Jacob Pruett was a principal investor in the Byler Road project. Pruett was one of the 'Free State's' earliest and most colorful settlers. A private in the American Revolutionary War at an early age, Pruett was a captain of the Mounted Volunteers of Tennessee during the War of 1812. Jacob Pruett's stand (tavern) was a popular stopping place on the Byler Road in the 1830s and 1840s. A two-story poplar log structure with four 20 foot square rooms per floor, it was located near a large spring and netted a handsome profit as most of the hogs and cattle driven to south Alabama passed this way. There are many undocumented tales of highway robbery and murder on the Byler Road, and it is said some of those early Alabama travelers slain were tossed into "the big hole" near the tavern at Haleyville, AL. Pruett died while chasing a bear on horseback at age 81 years. He is buried near his beloved "Pebbly Branch" at Haleyville, AL

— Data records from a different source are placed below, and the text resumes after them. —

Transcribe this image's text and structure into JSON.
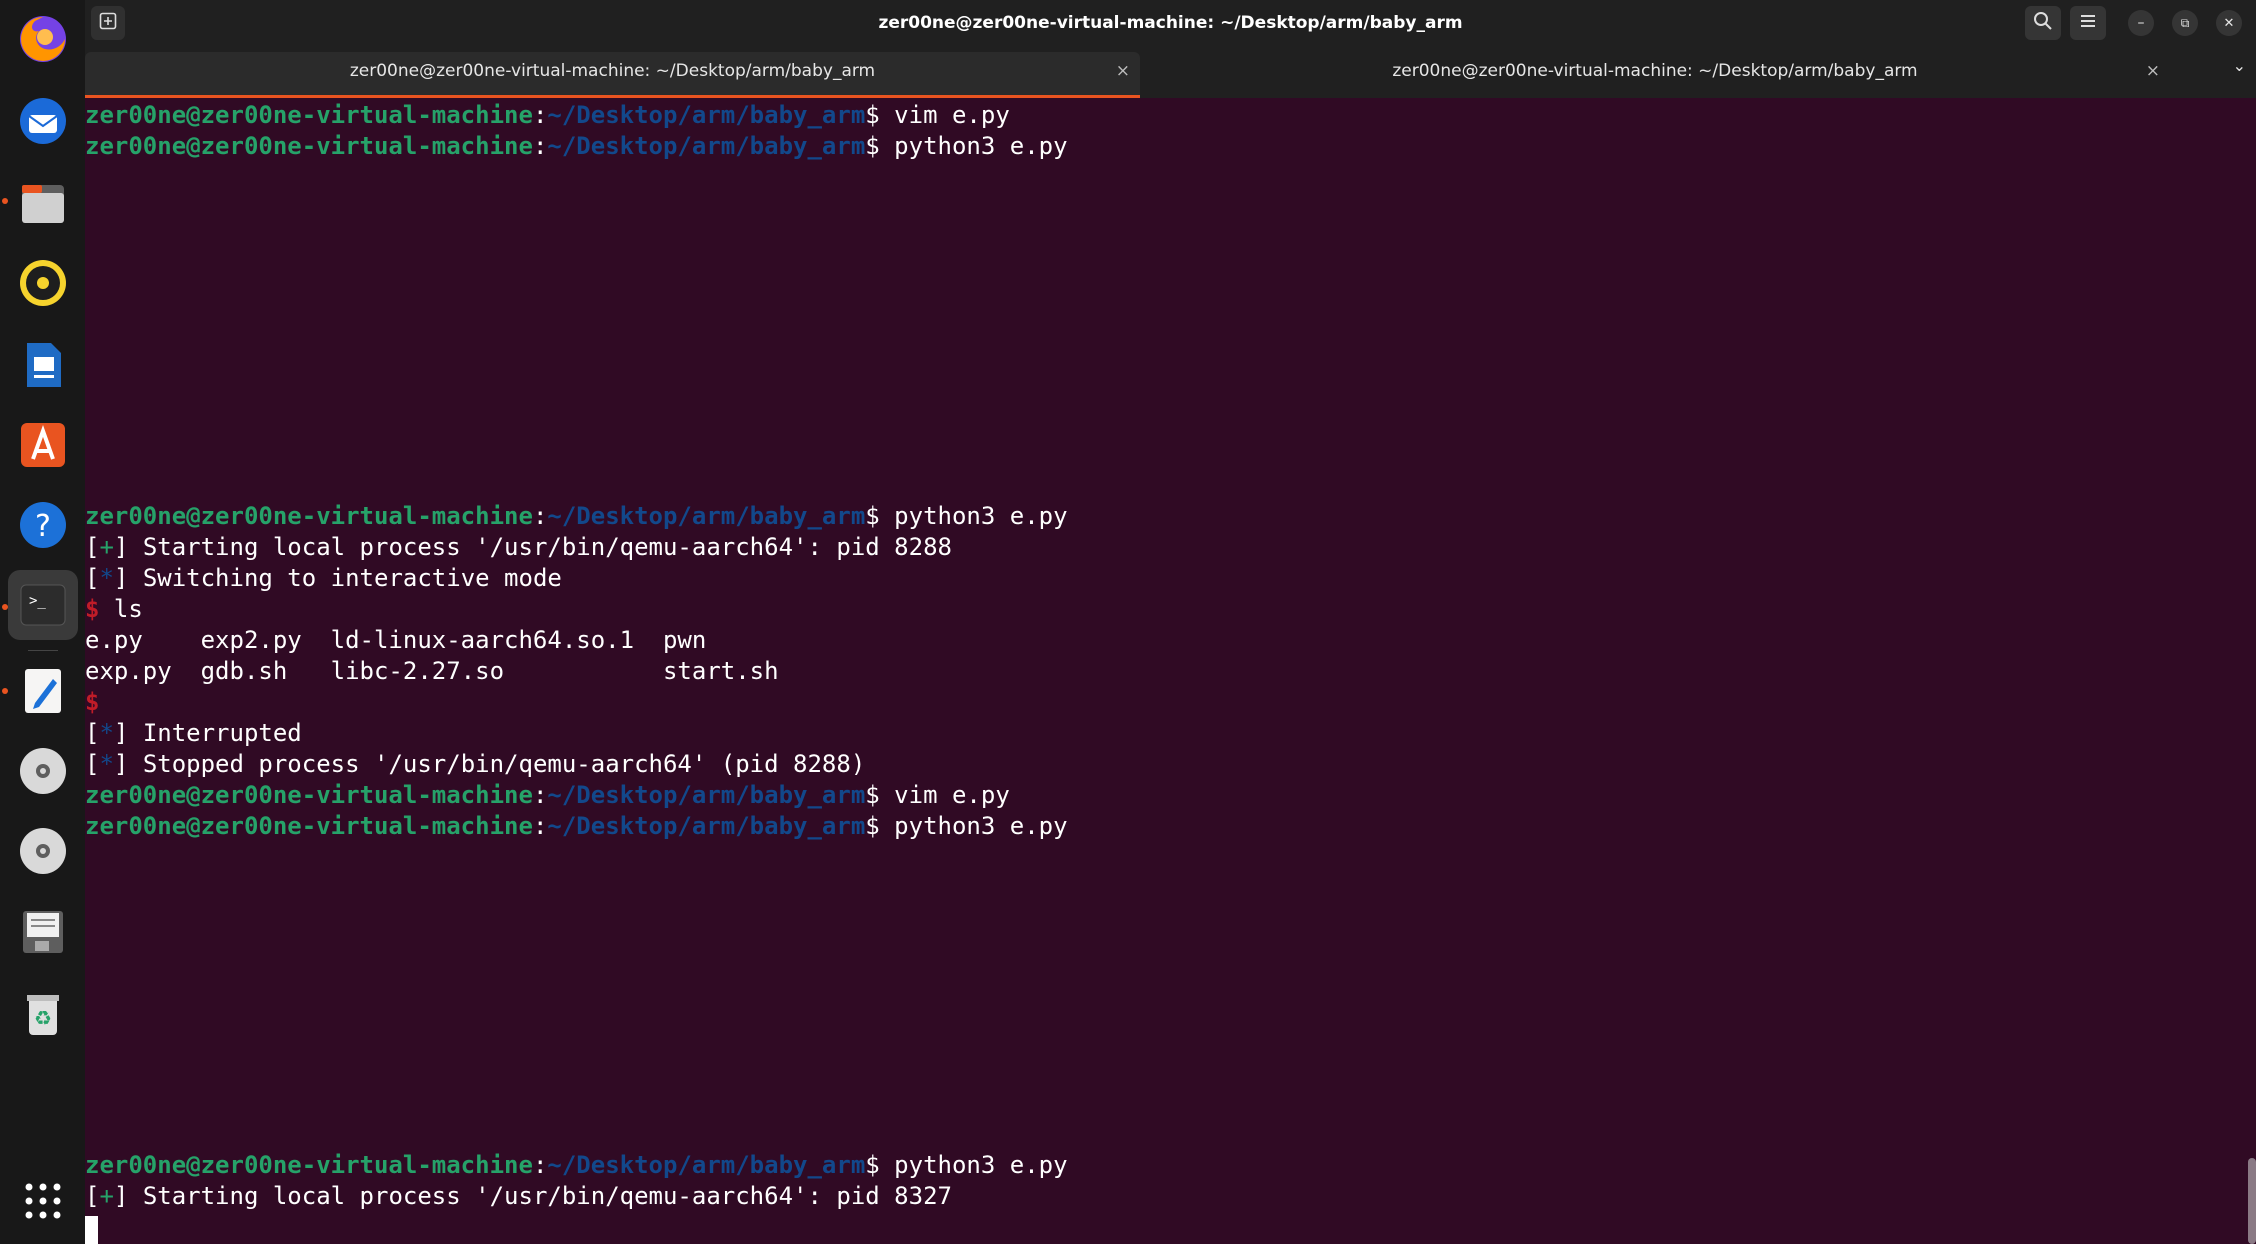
{
  "window": {
    "title": "zer00ne@zer00ne-virtual-machine: ~/Desktop/arm/baby_arm"
  },
  "header": {
    "new_tab_icon": "new-tab-icon",
    "search_icon": "search-icon",
    "menu_icon": "hamburger-menu-icon",
    "minimize": "–",
    "maximize": "⧉",
    "close": "✕"
  },
  "tabs": [
    {
      "label": "zer00ne@zer00ne-virtual-machine: ~/Desktop/arm/baby_arm",
      "close": "×",
      "active": true
    },
    {
      "label": "zer00ne@zer00ne-virtual-machine: ~/Desktop/arm/baby_arm",
      "close": "×",
      "active": false
    }
  ],
  "tab_menu": "⌄",
  "dock": {
    "items": [
      "firefox-icon",
      "thunderbird-icon",
      "files-icon",
      "rhythmbox-icon",
      "libreoffice-writer-icon",
      "app-center-icon",
      "help-icon",
      "terminal-icon",
      "text-editor-icon",
      "disc-icon",
      "disc-icon",
      "document-icon",
      "trash-icon",
      "show-apps-icon"
    ]
  },
  "terminal": {
    "prompt_user": "zer00ne@zer00ne-virtual-machine",
    "prompt_colon": ":",
    "prompt_path": "~/Desktop/arm/baby_arm",
    "prompt_dollar": "$",
    "cmd_vim": " vim e.py",
    "cmd_python": " python3 e.py",
    "start_proc_1": "Starting local process '/usr/bin/qemu-aarch64': pid 8288",
    "switch_mode": "Switching to interactive mode",
    "ls_prompt": "$",
    "ls_cmd": " ls",
    "ls_row1": "e.py    exp2.py  ld-linux-aarch64.so.1  pwn",
    "ls_row2": "exp.py  gdb.sh   libc-2.27.so           start.sh",
    "empty_prompt": "$",
    "interrupted": "Interrupted",
    "stopped": "Stopped process '/usr/bin/qemu-aarch64' (pid 8288)",
    "start_proc_2": "Starting local process '/usr/bin/qemu-aarch64': pid 8327",
    "plus": "+",
    "star": "*",
    "lb": "[",
    "rb": "]"
  }
}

Natural Bridge is located in Winston County at Natural Bridge, the smallest town in Alabama. The entrance to Natural Bridge is less that ½ mile from Byler Road. The natural bridge formation within the park is the largest natural arch east of the Rockies. The sandstone and iron ore bridge is 60 ft. high and 148 ft. long.
Eldridge T. Mallard was the tollgate manager at Eldridge on the Byler Road. He was John Bylers son-in-law. The town of Eldridge and Mallard Creek are named for him.
Byler Crossing is near the ghost town of Dublin (Tidwells Stand), and south west of Eldridge, in Walker County, Alabama, along the southern route. Byler Crossing
Fayette County, Alabama On The Southern Route of Byler Road
Splendid Southern Architecture Along Byler Road Southern Route
John Welch Prewitt, slave trader and successful planter, was said to have owned more than 600 slaves. Prewitts estate covered more than 6,000 acres north of Northport, near North River. Prewitt is reported to have owned slave ships that docked in Mobile. He had a vested interest in the Byler Road because it connected his plantation to the Mobile Trace and the Port of Mobile. Prewitt funded and built about 15 miles of the Byler roadway using slave labor. Once a toll road over land that was swallowed by Lake Tuscaloosa, Byler Road connected the Warrior and Tennessee rivers, and ran through the John Welch Prewitt plantation. John Welch Prewitt 1793 - 1873
In the 1820s, John Welch Prewitt designated a two-acre parcel of land on his plantation at Northport as a burial ground for slaves and their descendants. It is possibly the largest existing slave cemetery in Alabama with 300-500 graves. The last burial was in 1945. The markings range from initials scratched into stone to full names and dates going back to 1819, the year Alabama became a state. Pole Bridge Baptist Church owns and maintains the cemetery.
This compelling marker is located in the old Prewitt Slave Cemetery on Byler Road at Northport. Although the inscription is barely legible, the simply carved heart on the gravestone poignantly conveys the most essential human emotions; requited love and longing for people that matter the most in our lives.
Relax At The End Of Old Byler Road City Café is perhaps the best known eating establishment in the Tuscaloosa area; its where Coach Bear Bryant always had his morning coffee, making it a magnet for the past 50 years. It is located on Main Avenue (Byler Road) in Northport. Northport didnt exist until Byler made the town. City Café is one block from the Warrior River, at the south end of Byler Road, where goods were loaded onto ships headed to many unknown destinations.
We Hope You Have Enjoyed The History and Scenic Beauty Along Byler Road The Road Told You Its Story, Just As The Cherokee Indians Said It Would Do